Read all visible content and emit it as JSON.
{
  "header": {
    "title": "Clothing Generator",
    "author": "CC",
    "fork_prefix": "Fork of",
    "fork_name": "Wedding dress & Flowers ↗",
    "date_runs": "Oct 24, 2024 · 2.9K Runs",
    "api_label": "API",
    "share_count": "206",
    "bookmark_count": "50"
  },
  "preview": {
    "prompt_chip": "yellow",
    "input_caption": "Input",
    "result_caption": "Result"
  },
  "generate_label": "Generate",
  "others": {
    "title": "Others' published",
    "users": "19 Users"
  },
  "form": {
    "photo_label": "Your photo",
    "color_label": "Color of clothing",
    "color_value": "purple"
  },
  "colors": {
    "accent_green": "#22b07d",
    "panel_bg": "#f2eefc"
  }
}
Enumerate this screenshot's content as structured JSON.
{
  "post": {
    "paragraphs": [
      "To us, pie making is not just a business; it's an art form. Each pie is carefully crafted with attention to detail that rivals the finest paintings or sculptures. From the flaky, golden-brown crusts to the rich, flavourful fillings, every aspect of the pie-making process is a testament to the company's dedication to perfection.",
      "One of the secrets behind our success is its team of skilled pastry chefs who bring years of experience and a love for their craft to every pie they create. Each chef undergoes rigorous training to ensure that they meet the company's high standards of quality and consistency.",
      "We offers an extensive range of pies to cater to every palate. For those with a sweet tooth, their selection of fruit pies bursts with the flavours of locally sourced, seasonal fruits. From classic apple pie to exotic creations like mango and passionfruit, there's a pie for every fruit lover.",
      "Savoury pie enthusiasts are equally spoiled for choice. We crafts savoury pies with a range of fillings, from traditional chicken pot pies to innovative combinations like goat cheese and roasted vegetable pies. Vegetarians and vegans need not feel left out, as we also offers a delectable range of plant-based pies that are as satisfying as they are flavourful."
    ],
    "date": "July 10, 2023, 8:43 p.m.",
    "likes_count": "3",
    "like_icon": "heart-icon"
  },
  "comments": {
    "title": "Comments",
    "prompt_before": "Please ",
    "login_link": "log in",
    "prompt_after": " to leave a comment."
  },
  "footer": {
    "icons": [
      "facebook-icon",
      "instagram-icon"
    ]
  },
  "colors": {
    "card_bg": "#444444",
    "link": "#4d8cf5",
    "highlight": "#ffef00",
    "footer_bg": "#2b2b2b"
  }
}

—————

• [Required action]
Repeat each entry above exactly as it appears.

• [Answer section]
Read all visible content and emit it as JSON.
{
  "header": {
    "title": "Clothing Generator",
    "author": "CC",
    "fork_prefix": "Fork of",
    "fork_name": "Wedding dress & Flowers ↗",
    "date_runs": "Oct 24, 2024 · 2.9K Runs",
    "api_label": "API",
    "share_count": "206",
    "bookmark_count": "50"
  },
  "preview": {
    "prompt_chip": "yellow",
    "input_caption": "Input",
    "result_caption": "Result"
  },
  "generate_label": "Generate",
  "others": {
    "title": "Others' published",
    "users": "19 Users"
  },
  "form": {
    "photo_label": "Your photo",
    "color_label": "Color of clothing",
    "color_value": "purple"
  },
  "colors": {
    "accent_green": "#22b07d",
    "panel_bg": "#f2eefc"
  }
}
Enumerate this screenshot's content as structured JSON.
{
  "post": {
    "paragraphs": [
      "To us, pie making is not just a business; it's an art form. Each pie is carefully crafted with attention to detail that rivals the finest paintings or sculptures. From the flaky, golden-brown crusts to the rich, flavourful fillings, every aspect of the pie-making process is a testament to the company's dedication to perfection.",
      "One of the secrets behind our success is its team of skilled pastry chefs who bring years of experience and a love for their craft to every pie they create. Each chef undergoes rigorous training to ensure that they meet the company's high standards of quality and consistency.",
      "We offers an extensive range of pies to cater to every palate. For those with a sweet tooth, their selection of fruit pies bursts with the flavours of locally sourced, seasonal fruits. From classic apple pie to exotic creations like mango and passionfruit, there's a pie for every fruit lover.",
      "Savoury pie enthusiasts are equally spoiled for choice. We crafts savoury pies with a range of fillings, from traditional chicken pot pies to innovative combinations like goat cheese and roasted vegetable pies. Vegetarians and vegans need not feel left out, as we also offers a delectable range of plant-based pies that are as satisfying as they are flavourful."
    ],
    "date": "July 10, 2023, 8:43 p.m.",
    "likes_count": "3",
    "like_icon": "heart-icon"
  },
  "comments": {
    "title": "Comments",
    "prompt_before": "Please ",
    "login_link": "log in",
    "prompt_after": " to leave a comment."
  },
  "footer": {
    "icons": [
      "facebook-icon",
      "instagram-icon"
    ]
  },
  "colors": {
    "card_bg": "#444444",
    "link": "#4d8cf5",
    "highlight": "#ffef00",
    "footer_bg": "#2b2b2b"
  }
}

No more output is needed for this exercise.